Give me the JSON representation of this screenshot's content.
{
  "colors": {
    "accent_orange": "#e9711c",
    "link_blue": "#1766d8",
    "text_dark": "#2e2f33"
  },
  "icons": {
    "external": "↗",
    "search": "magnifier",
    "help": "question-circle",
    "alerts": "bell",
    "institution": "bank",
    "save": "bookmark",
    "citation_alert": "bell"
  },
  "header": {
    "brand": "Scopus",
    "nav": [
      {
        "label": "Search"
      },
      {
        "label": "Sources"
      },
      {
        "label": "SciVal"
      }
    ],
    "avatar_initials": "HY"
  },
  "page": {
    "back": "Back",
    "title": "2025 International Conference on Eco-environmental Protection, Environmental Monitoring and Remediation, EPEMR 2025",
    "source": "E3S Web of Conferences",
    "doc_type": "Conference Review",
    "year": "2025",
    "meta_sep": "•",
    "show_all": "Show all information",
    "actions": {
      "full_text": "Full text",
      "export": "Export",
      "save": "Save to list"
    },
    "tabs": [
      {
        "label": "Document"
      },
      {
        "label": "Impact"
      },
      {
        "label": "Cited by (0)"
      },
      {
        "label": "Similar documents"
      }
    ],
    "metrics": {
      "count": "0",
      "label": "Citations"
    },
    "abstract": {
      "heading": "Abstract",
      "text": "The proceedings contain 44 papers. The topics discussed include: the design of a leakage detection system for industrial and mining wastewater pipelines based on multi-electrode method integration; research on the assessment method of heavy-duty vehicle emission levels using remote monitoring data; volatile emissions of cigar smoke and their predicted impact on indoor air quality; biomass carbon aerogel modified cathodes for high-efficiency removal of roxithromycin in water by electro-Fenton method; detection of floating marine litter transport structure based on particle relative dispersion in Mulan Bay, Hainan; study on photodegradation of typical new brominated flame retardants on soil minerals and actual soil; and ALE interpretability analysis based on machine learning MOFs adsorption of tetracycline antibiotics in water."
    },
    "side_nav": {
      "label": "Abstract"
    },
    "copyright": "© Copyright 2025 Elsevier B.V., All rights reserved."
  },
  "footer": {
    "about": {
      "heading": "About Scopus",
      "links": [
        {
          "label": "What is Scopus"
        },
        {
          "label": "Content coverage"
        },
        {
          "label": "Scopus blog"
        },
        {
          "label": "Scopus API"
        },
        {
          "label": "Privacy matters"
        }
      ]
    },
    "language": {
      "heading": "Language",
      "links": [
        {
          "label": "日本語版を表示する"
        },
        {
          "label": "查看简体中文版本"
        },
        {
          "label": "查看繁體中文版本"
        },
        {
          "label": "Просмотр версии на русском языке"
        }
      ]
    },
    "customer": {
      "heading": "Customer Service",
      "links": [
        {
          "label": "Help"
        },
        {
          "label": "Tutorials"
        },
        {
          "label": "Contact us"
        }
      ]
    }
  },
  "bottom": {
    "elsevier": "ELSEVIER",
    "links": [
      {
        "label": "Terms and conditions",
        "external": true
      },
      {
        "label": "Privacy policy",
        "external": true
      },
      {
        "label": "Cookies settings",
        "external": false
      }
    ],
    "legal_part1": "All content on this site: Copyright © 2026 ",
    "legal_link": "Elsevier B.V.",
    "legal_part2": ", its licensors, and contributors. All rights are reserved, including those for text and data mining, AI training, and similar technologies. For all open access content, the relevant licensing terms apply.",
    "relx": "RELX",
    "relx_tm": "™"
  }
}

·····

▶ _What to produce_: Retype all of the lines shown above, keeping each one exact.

▶ _Answer box_:
Give me the JSON representation of this screenshot's content.
{
  "colors": {
    "accent_orange": "#e9711c",
    "link_blue": "#1766d8",
    "text_dark": "#2e2f33"
  },
  "icons": {
    "external": "↗",
    "search": "magnifier",
    "help": "question-circle",
    "alerts": "bell",
    "institution": "bank",
    "save": "bookmark",
    "citation_alert": "bell"
  },
  "header": {
    "brand": "Scopus",
    "nav": [
      {
        "label": "Search"
      },
      {
        "label": "Sources"
      },
      {
        "label": "SciVal"
      }
    ],
    "avatar_initials": "HY"
  },
  "page": {
    "back": "Back",
    "title": "2025 International Conference on Eco-environmental Protection, Environmental Monitoring and Remediation, EPEMR 2025",
    "source": "E3S Web of Conferences",
    "doc_type": "Conference Review",
    "year": "2025",
    "meta_sep": "•",
    "show_all": "Show all information",
    "actions": {
      "full_text": "Full text",
      "export": "Export",
      "save": "Save to list"
    },
    "tabs": [
      {
        "label": "Document"
      },
      {
        "label": "Impact"
      },
      {
        "label": "Cited by (0)"
      },
      {
        "label": "Similar documents"
      }
    ],
    "metrics": {
      "count": "0",
      "label": "Citations"
    },
    "abstract": {
      "heading": "Abstract",
      "text": "The proceedings contain 44 papers. The topics discussed include: the design of a leakage detection system for industrial and mining wastewater pipelines based on multi-electrode method integration; research on the assessment method of heavy-duty vehicle emission levels using remote monitoring data; volatile emissions of cigar smoke and their predicted impact on indoor air quality; biomass carbon aerogel modified cathodes for high-efficiency removal of roxithromycin in water by electro-Fenton method; detection of floating marine litter transport structure based on particle relative dispersion in Mulan Bay, Hainan; study on photodegradation of typical new brominated flame retardants on soil minerals and actual soil; and ALE interpretability analysis based on machine learning MOFs adsorption of tetracycline antibiotics in water."
    },
    "side_nav": {
      "label": "Abstract"
    },
    "copyright": "© Copyright 2025 Elsevier B.V., All rights reserved."
  },
  "footer": {
    "about": {
      "heading": "About Scopus",
      "links": [
        {
          "label": "What is Scopus"
        },
        {
          "label": "Content coverage"
        },
        {
          "label": "Scopus blog"
        },
        {
          "label": "Scopus API"
        },
        {
          "label": "Privacy matters"
        }
      ]
    },
    "language": {
      "heading": "Language",
      "links": [
        {
          "label": "日本語版を表示する"
        },
        {
          "label": "查看简体中文版本"
        },
        {
          "label": "查看繁體中文版本"
        },
        {
          "label": "Просмотр версии на русском языке"
        }
      ]
    },
    "customer": {
      "heading": "Customer Service",
      "links": [
        {
          "label": "Help"
        },
        {
          "label": "Tutorials"
        },
        {
          "label": "Contact us"
        }
      ]
    }
  },
  "bottom": {
    "elsevier": "ELSEVIER",
    "links": [
      {
        "label": "Terms and conditions",
        "external": true
      },
      {
        "label": "Privacy policy",
        "external": true
      },
      {
        "label": "Cookies settings",
        "external": false
      }
    ],
    "legal_part1": "All content on this site: Copyright © 2026 ",
    "legal_link": "Elsevier B.V.",
    "legal_part2": ", its licensors, and contributors. All rights are reserved, including those for text and data mining, AI training, and similar technologies. For all open access content, the relevant licensing terms apply.",
    "relx": "RELX",
    "relx_tm": "™"
  }
}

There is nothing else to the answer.